This collection is arranged alphabetically by topic. The addresses cover Rabbi Ben-Ami’s views on education, morality and culture. The documents relating to the American Forum for Jewish-Christian Cooperation explain the group’s purpose and illustrate its ecumenical activities. The correspondence is arranged alphabetically and contains a variety of personal and business letters addressed to or sent by Rabbi Ben-Ami. These folders include letters from strangers praising Ben-Ami’s civil rights work, letters from dignitaries involved in AFJCC programs, and miscellaneous letters regarding Ben-Ami’s routine activities. One notable correspondence is a telegram from the Salvation Army to Rabbi Ben-Ami, refusing his donation of turkeys to the needy. The telegram documents the resistance Rabbi Ben-Ami met when trying to relieve poor African-Americans.

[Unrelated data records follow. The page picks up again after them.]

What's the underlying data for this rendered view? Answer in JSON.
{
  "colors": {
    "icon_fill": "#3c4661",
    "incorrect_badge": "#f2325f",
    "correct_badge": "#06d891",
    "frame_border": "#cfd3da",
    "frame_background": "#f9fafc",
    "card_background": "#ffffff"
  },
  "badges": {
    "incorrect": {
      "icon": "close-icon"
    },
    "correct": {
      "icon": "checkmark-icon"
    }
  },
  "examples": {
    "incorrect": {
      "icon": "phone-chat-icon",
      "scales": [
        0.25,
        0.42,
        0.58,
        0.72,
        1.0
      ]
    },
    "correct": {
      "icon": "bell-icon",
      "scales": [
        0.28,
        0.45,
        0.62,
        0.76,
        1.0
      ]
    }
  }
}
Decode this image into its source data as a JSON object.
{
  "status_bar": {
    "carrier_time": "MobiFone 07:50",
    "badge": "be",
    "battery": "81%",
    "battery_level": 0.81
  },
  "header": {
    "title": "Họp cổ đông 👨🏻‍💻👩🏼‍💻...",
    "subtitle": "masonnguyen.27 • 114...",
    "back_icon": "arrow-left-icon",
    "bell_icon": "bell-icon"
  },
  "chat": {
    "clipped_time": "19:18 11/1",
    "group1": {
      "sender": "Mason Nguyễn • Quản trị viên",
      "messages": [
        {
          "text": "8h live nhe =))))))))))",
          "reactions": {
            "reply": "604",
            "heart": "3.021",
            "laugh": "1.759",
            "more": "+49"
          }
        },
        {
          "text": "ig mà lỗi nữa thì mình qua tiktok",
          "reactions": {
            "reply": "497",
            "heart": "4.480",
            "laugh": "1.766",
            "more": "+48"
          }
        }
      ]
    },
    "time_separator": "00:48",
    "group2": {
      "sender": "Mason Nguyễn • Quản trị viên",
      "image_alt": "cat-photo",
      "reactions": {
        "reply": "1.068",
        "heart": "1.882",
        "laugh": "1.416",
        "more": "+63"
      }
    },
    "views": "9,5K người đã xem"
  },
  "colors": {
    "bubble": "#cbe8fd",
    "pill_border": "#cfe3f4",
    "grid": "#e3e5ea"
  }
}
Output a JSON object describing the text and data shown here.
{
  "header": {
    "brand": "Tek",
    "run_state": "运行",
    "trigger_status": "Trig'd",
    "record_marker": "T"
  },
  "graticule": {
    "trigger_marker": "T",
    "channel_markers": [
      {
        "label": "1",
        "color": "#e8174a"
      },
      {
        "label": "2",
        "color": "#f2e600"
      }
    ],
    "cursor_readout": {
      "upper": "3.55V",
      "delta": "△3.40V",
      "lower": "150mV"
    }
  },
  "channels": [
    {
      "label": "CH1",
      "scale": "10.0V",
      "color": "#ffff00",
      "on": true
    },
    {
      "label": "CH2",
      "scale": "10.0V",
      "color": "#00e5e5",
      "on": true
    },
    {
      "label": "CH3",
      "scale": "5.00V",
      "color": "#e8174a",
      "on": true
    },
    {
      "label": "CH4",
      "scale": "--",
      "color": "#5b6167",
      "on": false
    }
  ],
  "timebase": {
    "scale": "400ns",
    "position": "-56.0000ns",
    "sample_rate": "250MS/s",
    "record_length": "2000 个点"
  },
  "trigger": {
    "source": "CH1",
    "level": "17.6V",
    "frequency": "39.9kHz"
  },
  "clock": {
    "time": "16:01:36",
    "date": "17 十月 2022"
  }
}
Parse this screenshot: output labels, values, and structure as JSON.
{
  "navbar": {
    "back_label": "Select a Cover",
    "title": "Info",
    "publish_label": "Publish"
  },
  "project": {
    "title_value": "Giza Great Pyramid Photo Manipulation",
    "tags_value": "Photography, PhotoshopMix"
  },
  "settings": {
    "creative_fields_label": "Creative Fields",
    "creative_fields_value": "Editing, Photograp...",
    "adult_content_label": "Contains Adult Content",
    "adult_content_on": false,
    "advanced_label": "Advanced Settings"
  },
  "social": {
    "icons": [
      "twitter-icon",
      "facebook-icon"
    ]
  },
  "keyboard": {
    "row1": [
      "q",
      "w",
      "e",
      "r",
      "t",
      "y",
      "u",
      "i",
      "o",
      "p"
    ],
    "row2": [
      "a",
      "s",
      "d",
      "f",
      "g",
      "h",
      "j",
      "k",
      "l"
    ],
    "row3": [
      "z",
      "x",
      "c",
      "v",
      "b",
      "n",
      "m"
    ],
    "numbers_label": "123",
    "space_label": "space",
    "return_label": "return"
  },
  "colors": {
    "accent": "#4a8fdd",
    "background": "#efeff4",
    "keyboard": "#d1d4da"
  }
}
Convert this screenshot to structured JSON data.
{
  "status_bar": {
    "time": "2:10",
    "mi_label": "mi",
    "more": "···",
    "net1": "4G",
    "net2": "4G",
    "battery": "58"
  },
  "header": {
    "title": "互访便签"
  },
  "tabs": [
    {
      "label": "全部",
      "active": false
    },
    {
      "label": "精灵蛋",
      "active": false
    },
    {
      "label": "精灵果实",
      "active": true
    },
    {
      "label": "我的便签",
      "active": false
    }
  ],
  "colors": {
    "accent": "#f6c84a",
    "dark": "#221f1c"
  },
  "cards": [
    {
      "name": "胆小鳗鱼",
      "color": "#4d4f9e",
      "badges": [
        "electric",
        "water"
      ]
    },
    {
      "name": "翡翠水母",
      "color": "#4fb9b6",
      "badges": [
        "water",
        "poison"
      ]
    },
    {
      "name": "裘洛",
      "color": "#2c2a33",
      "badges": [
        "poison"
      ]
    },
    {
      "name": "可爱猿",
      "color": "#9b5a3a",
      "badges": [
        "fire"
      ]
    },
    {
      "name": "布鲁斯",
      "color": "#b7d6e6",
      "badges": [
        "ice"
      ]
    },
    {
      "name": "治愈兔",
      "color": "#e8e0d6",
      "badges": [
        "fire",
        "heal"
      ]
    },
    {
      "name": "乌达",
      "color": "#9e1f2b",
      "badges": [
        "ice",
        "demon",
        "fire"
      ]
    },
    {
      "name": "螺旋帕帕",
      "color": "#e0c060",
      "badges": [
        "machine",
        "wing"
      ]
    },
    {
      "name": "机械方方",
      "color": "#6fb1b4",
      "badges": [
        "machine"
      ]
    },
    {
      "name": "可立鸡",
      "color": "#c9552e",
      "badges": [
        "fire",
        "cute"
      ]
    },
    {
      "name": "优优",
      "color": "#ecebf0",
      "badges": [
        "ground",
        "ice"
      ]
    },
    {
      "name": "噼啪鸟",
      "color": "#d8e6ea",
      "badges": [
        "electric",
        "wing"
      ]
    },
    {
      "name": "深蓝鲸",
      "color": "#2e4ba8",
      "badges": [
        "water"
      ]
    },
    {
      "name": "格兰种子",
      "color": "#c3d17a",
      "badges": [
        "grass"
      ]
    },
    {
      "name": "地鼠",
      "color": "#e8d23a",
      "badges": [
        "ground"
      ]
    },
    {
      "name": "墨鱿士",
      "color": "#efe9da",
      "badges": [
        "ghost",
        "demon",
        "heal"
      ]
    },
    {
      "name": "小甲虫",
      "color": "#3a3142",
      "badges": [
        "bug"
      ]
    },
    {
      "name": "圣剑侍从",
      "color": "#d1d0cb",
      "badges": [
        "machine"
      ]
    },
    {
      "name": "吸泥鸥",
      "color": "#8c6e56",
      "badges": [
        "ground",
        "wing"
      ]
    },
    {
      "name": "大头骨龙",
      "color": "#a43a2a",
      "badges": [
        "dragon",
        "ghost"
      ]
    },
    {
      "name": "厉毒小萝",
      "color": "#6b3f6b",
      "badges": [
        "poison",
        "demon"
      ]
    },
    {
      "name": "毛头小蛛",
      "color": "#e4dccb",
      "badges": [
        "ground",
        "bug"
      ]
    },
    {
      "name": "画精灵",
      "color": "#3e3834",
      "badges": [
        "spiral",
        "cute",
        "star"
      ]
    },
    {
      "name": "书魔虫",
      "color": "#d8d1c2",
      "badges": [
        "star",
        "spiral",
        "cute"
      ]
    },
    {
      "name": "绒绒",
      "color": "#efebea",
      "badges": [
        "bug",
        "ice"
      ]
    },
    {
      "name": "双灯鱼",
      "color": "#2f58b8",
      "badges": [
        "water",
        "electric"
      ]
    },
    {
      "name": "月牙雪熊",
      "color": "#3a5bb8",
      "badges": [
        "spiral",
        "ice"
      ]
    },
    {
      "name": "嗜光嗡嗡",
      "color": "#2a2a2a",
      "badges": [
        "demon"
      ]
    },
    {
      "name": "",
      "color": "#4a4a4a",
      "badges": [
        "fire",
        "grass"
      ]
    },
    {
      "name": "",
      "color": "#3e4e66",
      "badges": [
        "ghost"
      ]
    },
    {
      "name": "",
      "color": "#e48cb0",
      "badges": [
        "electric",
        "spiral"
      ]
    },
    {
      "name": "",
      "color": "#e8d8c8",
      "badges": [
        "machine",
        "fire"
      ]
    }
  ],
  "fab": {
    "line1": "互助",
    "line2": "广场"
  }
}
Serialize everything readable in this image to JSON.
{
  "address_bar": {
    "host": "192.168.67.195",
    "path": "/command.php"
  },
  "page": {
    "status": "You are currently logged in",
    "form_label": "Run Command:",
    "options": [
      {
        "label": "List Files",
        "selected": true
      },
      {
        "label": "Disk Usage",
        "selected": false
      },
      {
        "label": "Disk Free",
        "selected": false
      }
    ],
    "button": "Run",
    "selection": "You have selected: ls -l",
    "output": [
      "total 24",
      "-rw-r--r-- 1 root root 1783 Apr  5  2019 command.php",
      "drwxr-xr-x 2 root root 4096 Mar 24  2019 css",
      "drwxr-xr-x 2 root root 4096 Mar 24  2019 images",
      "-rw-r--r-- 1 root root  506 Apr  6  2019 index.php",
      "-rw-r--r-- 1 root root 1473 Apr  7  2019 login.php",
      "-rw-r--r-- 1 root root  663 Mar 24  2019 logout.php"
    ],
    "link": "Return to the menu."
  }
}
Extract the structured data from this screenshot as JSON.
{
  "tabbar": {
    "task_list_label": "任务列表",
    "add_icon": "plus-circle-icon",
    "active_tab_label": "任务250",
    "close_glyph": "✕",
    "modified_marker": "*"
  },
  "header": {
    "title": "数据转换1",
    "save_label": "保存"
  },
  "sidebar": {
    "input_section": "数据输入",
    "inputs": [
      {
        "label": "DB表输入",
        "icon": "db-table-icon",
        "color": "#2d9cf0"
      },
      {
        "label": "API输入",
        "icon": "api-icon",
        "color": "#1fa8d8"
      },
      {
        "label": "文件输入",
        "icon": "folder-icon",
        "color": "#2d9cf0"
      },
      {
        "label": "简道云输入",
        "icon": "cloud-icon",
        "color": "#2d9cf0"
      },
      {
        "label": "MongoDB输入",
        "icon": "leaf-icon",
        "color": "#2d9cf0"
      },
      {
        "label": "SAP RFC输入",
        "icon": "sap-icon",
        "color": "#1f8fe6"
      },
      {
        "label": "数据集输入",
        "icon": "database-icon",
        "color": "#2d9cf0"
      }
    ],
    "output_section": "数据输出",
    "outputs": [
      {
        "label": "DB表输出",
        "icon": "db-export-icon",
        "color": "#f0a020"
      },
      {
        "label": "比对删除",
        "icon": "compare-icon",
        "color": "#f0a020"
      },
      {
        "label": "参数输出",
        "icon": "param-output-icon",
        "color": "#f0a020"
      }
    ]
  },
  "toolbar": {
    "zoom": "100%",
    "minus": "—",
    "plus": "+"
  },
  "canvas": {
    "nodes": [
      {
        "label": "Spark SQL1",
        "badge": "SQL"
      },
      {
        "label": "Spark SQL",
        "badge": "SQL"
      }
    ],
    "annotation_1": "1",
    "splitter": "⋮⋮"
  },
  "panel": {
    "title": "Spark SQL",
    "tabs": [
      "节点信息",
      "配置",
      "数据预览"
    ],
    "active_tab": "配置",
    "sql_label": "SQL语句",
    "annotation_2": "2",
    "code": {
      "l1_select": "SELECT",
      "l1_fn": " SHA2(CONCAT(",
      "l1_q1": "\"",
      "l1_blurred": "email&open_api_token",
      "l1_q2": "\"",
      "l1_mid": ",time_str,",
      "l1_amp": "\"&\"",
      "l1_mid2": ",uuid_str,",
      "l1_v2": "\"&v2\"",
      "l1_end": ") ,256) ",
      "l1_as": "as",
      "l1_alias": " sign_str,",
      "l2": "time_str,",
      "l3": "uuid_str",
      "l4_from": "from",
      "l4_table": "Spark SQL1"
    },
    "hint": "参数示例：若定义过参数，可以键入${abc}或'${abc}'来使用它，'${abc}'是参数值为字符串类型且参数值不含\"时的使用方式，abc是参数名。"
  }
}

The miscellaneous documents are a collection of programs and bulletins from Ben-Ami’s various congregations together with announcements of his speaking engagements and other papers he collected. The folders of clippings and photocopies from newspapers and periodicals contain articles about or collected by Rabbi Ben-Ami. These articles deal with his activities as a congregational rabbi, a civil rights worker, and an interfaith mediator. Many deal with the civil rights struggle of the 1960s. One article, by Drew Pearson, featured Ben-Ami’s eviction from Temple B’nai Israel in Hattiesburg, Mississippi and brought national attention to his circumstance. Later articles cover Ben-Ami’s involvement with the AFJCC. The photographs mostly show his later career. It contains many pictures of Ben-Ami at AFJCC functions with foreign and domestic dignitaries. The folder also contains several autographed photos from American presidents and eminent politicians.
This collection is filled with information on Rabbi David Z. Ben-Ami and the civil rights movement. Though spanning the years 1952-2002, most of the collection falls between 1960 and 1995.
BOX AND FOLDER LISTING top
Box Folder Contents 1 1 Addresses by Rabbi Ben-Ami 2 American Forum for Jewish-Christian Cooperation 3 Correspondence, General A-L 4 Correspondence, General M-Z 5 Miscellaneous Documents 1961-2000 6 Miscellaneous Documents Undated 7 Newspaper Clippings, 1953-1967 8 Newspaper Clippings, 1969-2002 9 Newspaper Clippings, Undated 10 Periodical Articles 11 Photographic Images
©2005. All rights reserved.
The Jacob Rader Marcus Center of the American Jewish Archives.